Instructions for the task:
Could you please return each line of the data that has the word "position"?

Entries from a dataset of interfaces:
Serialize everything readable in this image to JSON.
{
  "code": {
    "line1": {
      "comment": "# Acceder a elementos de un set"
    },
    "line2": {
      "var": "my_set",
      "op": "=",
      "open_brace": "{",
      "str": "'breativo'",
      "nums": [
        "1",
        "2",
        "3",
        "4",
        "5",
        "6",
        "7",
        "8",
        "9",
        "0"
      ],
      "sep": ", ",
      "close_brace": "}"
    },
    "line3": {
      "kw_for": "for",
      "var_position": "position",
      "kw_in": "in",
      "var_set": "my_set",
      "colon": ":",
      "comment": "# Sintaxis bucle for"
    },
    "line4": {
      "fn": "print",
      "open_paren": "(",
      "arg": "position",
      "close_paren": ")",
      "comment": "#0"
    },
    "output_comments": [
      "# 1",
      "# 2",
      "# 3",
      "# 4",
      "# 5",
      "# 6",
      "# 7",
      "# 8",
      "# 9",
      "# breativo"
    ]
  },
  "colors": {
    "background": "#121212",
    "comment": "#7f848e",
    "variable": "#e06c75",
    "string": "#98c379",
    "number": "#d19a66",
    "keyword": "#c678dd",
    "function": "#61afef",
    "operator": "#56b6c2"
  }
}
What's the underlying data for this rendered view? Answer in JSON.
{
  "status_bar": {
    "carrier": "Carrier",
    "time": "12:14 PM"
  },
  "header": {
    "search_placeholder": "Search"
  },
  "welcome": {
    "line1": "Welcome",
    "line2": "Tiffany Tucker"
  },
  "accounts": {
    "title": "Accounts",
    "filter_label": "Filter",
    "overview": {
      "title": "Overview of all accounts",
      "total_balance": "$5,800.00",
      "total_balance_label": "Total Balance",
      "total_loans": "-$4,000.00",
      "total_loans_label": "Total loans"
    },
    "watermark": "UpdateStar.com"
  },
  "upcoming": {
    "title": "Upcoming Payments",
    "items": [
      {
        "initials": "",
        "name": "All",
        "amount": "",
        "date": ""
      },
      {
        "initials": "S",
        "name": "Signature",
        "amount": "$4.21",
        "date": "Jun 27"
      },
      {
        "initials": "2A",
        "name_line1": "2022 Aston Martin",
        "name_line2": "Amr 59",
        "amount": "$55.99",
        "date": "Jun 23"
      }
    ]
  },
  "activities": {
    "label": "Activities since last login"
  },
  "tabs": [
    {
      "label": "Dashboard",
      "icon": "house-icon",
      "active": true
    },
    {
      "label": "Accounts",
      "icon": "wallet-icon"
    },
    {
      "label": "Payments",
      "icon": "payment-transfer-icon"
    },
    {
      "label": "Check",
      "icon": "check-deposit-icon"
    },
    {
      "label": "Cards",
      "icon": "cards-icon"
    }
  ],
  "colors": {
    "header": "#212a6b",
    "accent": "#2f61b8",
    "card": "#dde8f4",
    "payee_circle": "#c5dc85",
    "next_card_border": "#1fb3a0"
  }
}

Answer below:
      "var_position": "position",
      "arg": "position",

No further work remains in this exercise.